## Work instruction
Every line of the listing below should be written out exactly, minus its pictures.

## Data for the task
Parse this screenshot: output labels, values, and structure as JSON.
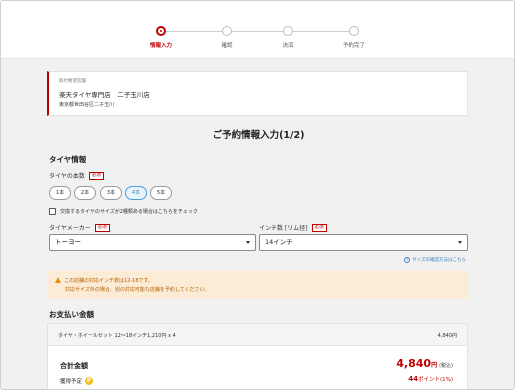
{
  "stepper": {
    "steps": [
      {
        "label": "情報入力",
        "active": true
      },
      {
        "label": "確認",
        "active": false
      },
      {
        "label": "決済",
        "active": false
      },
      {
        "label": "予約完了",
        "active": false
      }
    ]
  },
  "store": {
    "caption": "取付希望店舗",
    "name": "楽天タイヤ専門店　二子玉川店",
    "address": "東京都世田谷区二子玉川"
  },
  "page_title": "ご予約情報入力(1/2)",
  "tire_info": {
    "section_title": "タイヤ情報",
    "count_label": "タイヤの本数",
    "required_badge": "必須",
    "count_options": [
      "1本",
      "2本",
      "3本",
      "4本",
      "5本"
    ],
    "selected_count": "4本",
    "mixed_size_label": "交換するタイヤのサイズが2種類ある場合はこちらをチェック",
    "maker_label": "タイヤメーカー",
    "maker_value": "トーヨー",
    "inch_label": "インチ数 [リム径]",
    "inch_value": "14インチ",
    "size_help_link": "サイズの確認方法はこちら"
  },
  "notice": {
    "line1": "この店舗の対応インチ数は12-18です。",
    "line2": "対応サイズ外の場合、別の対応可能な店舗を予約してください。"
  },
  "payment": {
    "section_title": "お支払い金額",
    "item_label": "タイヤ・ホイールセット 12〜18インチ1,210円 x 4",
    "item_price": "4,840円",
    "total_label": "合計金額",
    "total_value": "4,840",
    "total_unit": "円",
    "tax_note": "(税込)",
    "points_label": "獲得予定",
    "points_icon": "P",
    "points_value": "44",
    "points_unit": "ポイント(1%)"
  },
  "colors": {
    "accent": "#bf0000",
    "selected": "#3a8ec8",
    "notice_bg": "#fdecd5"
  }
}
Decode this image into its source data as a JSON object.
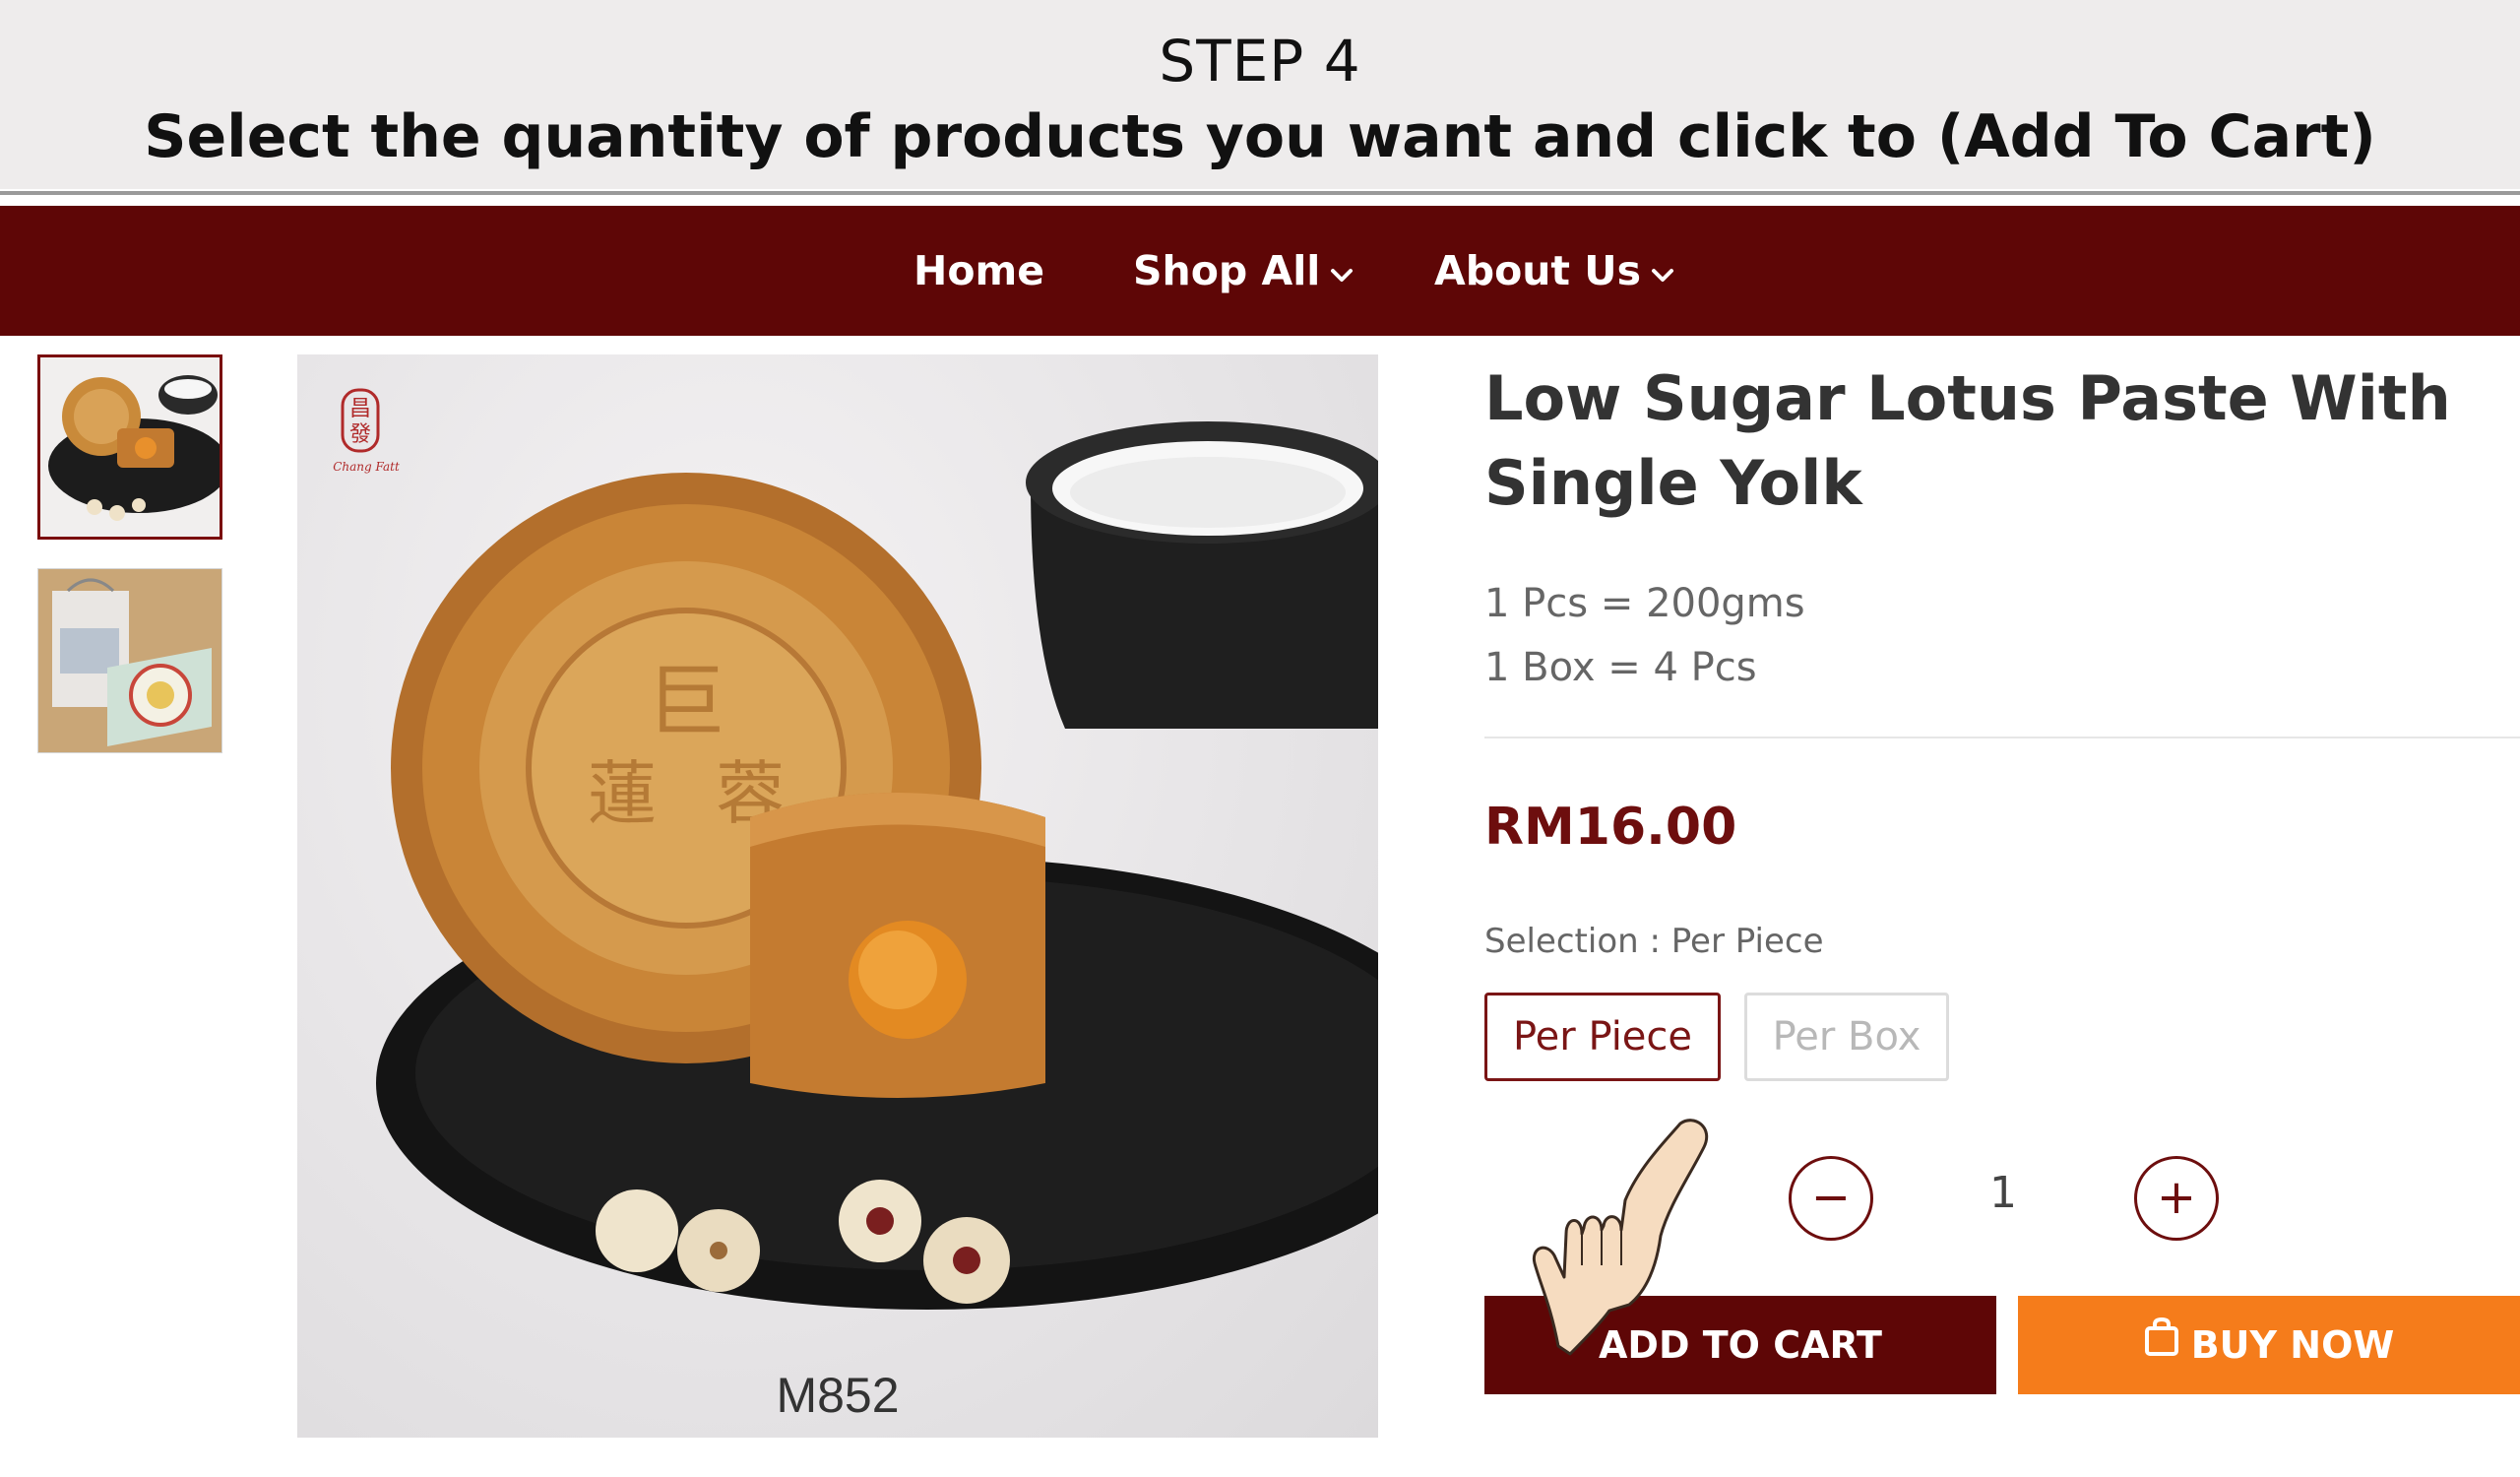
{
  "banner": {
    "step": "STEP 4",
    "instruction": "Select the quantity of products you want  and click to (Add To Cart)"
  },
  "nav": {
    "items": [
      {
        "label": "Home"
      },
      {
        "label": "Shop All"
      },
      {
        "label": "About Us"
      }
    ],
    "background_color": "#5e0606"
  },
  "gallery": {
    "thumbnails": [
      {
        "alt": "mooncake on plate"
      },
      {
        "alt": "gift box packaging"
      }
    ],
    "main_image_code": "M852"
  },
  "product": {
    "title": "Low Sugar Lotus Paste With Single Yolk",
    "specs": [
      "1 Pcs = 200gms",
      "1 Box = 4 Pcs"
    ],
    "price": "RM16.00",
    "selection_label": "Selection : Per Piece",
    "options": [
      {
        "label": "Per Piece",
        "selected": true
      },
      {
        "label": "Per Box",
        "selected": false
      }
    ],
    "quantity": "1",
    "minus_symbol": "−",
    "plus_symbol": "+",
    "add_to_cart": "ADD TO CART",
    "buy_now": "BUY NOW"
  },
  "colors": {
    "brand_maroon": "#5e0606",
    "price_red": "#6d0e0e",
    "buy_orange": "#f57c1b"
  }
}
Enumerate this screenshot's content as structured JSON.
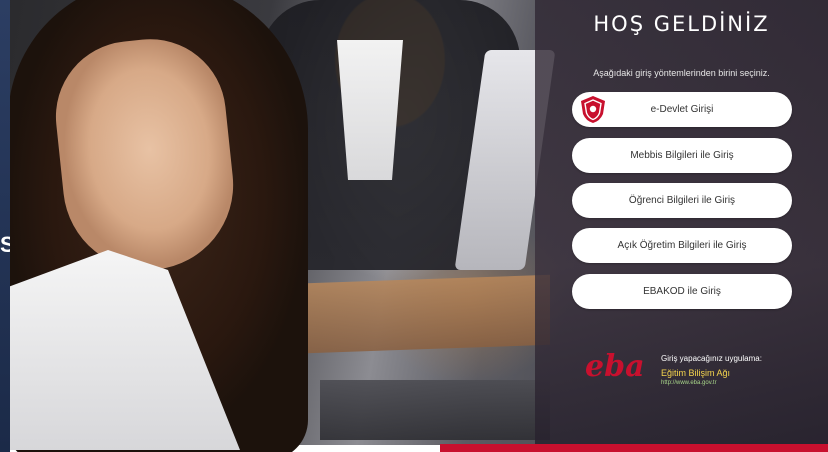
{
  "welcome": {
    "title": "HOŞ GELDİNİZ",
    "subtitle": "Aşağıdaki giriş yöntemlerinden birini seçiniz."
  },
  "login_options": [
    {
      "label": "e-Devlet Girişi",
      "icon": "e-devlet-shield-icon"
    },
    {
      "label": "Mebbis Bilgileri ile Giriş"
    },
    {
      "label": "Öğrenci Bilgileri ile Giriş"
    },
    {
      "label": "Açık Öğretim Bilgileri ile Giriş"
    },
    {
      "label": "EBAKOD ile Giriş"
    }
  ],
  "app_info": {
    "logo_text": "eba",
    "label": "Giriş yapacağınız uygulama:",
    "name": "Eğitim Bilişim Ağı",
    "url": "http://www.eba.gov.tr"
  },
  "left_edge_char": "S",
  "colors": {
    "accent_red": "#c8102e",
    "panel_bg": "#3a303c",
    "app_name": "#f4d44d",
    "app_url": "#a8d68a"
  }
}
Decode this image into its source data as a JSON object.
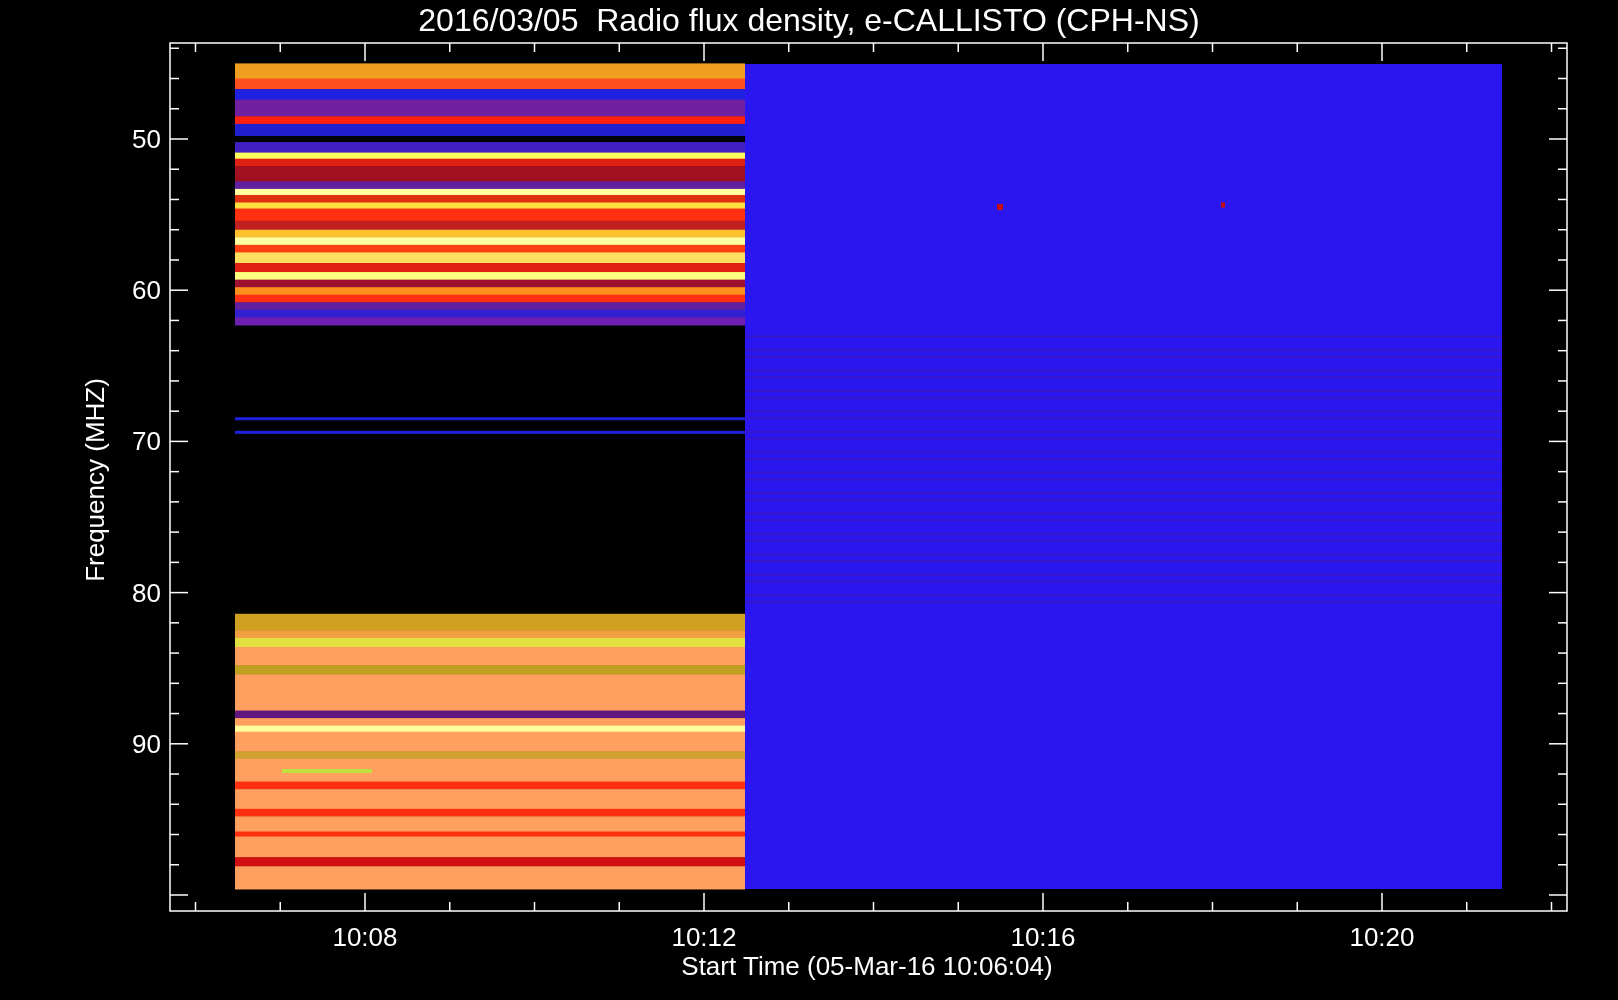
{
  "title": "2016/03/05  Radio flux density, e-CALLISTO (CPH-NS)",
  "y_axis": {
    "label": "Frequency (MHZ)",
    "ticks": [
      "50",
      "60",
      "70",
      "80",
      "90"
    ]
  },
  "x_axis": {
    "label": "Start Time (05-Mar-16 10:06:04)",
    "ticks": [
      "10:08",
      "10:12",
      "10:16",
      "10:20"
    ]
  }
}
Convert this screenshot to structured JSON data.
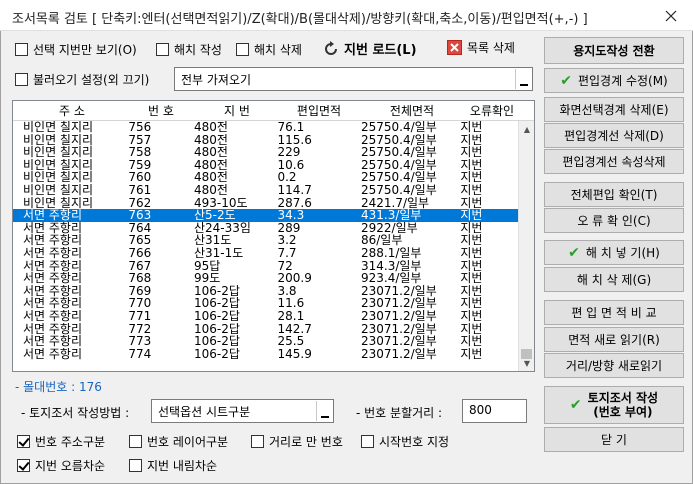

## Response to the exercise
Parse this screenshot: output labels, values, and structure as JSON.
{
  "stepper": {
    "steps": [
      {
        "label": "情報入力",
        "active": true
      },
      {
        "label": "確認",
        "active": false
      },
      {
        "label": "決済",
        "active": false
      },
      {
        "label": "予約完了",
        "active": false
      }
    ]
  },
  "store": {
    "caption": "取付希望店舗",
    "name": "楽天タイヤ専門店　二子玉川店",
    "address": "東京都世田谷区二子玉川"
  },
  "page_title": "ご予約情報入力(1/2)",
  "tire_info": {
    "section_title": "タイヤ情報",
    "count_label": "タイヤの本数",
    "required_badge": "必須",
    "count_options": [
      "1本",
      "2本",
      "3本",
      "4本",
      "5本"
    ],
    "selected_count": "4本",
    "mixed_size_label": "交換するタイヤのサイズが2種類ある場合はこちらをチェック",
    "maker_label": "タイヤメーカー",
    "maker_value": "トーヨー",
    "inch_label": "インチ数 [リム径]",
    "inch_value": "14インチ",
    "size_help_link": "サイズの確認方法はこちら"
  },
  "notice": {
    "line1": "この店舗の対応インチ数は12-18です。",
    "line2": "対応サイズ外の場合、別の対応可能な店舗を予約してください。"
  },
  "payment": {
    "section_title": "お支払い金額",
    "item_label": "タイヤ・ホイールセット 12〜18インチ1,210円 x 4",
    "item_price": "4,840円",
    "total_label": "合計金額",
    "total_value": "4,840",
    "total_unit": "円",
    "tax_note": "(税込)",
    "points_label": "獲得予定",
    "points_icon": "P",
    "points_value": "44",
    "points_unit": "ポイント(1%)"
  },
  "colors": {
    "accent": "#bf0000",
    "selected": "#3a8ec8",
    "notice_bg": "#fdecd5"
  }
}
Decode this image into its source data as a JSON object.
{
  "banner": {
    "step": "STEP 4",
    "instruction": "Select the quantity of products you want  and click to (Add To Cart)"
  },
  "nav": {
    "items": [
      {
        "label": "Home"
      },
      {
        "label": "Shop All"
      },
      {
        "label": "About Us"
      }
    ],
    "background_color": "#5e0606"
  },
  "gallery": {
    "thumbnails": [
      {
        "alt": "mooncake on plate"
      },
      {
        "alt": "gift box packaging"
      }
    ],
    "main_image_code": "M852"
  },
  "product": {
    "title": "Low Sugar Lotus Paste With Single Yolk",
    "specs": [
      "1 Pcs = 200gms",
      "1 Box = 4 Pcs"
    ],
    "price": "RM16.00",
    "selection_label": "Selection : Per Piece",
    "options": [
      {
        "label": "Per Piece",
        "selected": true
      },
      {
        "label": "Per Box",
        "selected": false
      }
    ],
    "quantity": "1",
    "minus_symbol": "−",
    "plus_symbol": "+",
    "add_to_cart": "ADD TO CART",
    "buy_now": "BUY NOW"
  },
  "colors": {
    "brand_maroon": "#5e0606",
    "price_red": "#6d0e0e",
    "buy_orange": "#f57c1b"
  }
}
Enumerate this screenshot's content as structured JSON.
{
  "welcome": {
    "title": "HOŞ GELDİNİZ",
    "subtitle": "Aşağıdaki giriş yöntemlerinden birini seçiniz."
  },
  "login_options": [
    {
      "label": "e-Devlet Girişi",
      "icon": "e-devlet-shield-icon"
    },
    {
      "label": "Mebbis Bilgileri ile Giriş"
    },
    {
      "label": "Öğrenci Bilgileri ile Giriş"
    },
    {
      "label": "Açık Öğretim Bilgileri ile Giriş"
    },
    {
      "label": "EBAKOD ile Giriş"
    }
  ],
  "app_info": {
    "logo_text": "eba",
    "label": "Giriş yapacağınız uygulama:",
    "name": "Eğitim Bilişim Ağı",
    "url": "http://www.eba.gov.tr"
  },
  "left_edge_char": "S",
  "colors": {
    "accent_red": "#c8102e",
    "panel_bg": "#3a303c",
    "app_name": "#f4d44d",
    "app_url": "#a8d68a"
  }
}
Decode this image into its source data as a JSON object.
{
  "title": "2016/03/05  Radio flux density, e-CALLISTO (CPH-NS)",
  "y_axis": {
    "label": "Frequency (MHZ)",
    "ticks": [
      "50",
      "60",
      "70",
      "80",
      "90"
    ]
  },
  "x_axis": {
    "label": "Start Time (05-Mar-16 10:06:04)",
    "ticks": [
      "10:08",
      "10:12",
      "10:16",
      "10:20"
    ]
  }
}
Convert this screenshot to structured JSON data.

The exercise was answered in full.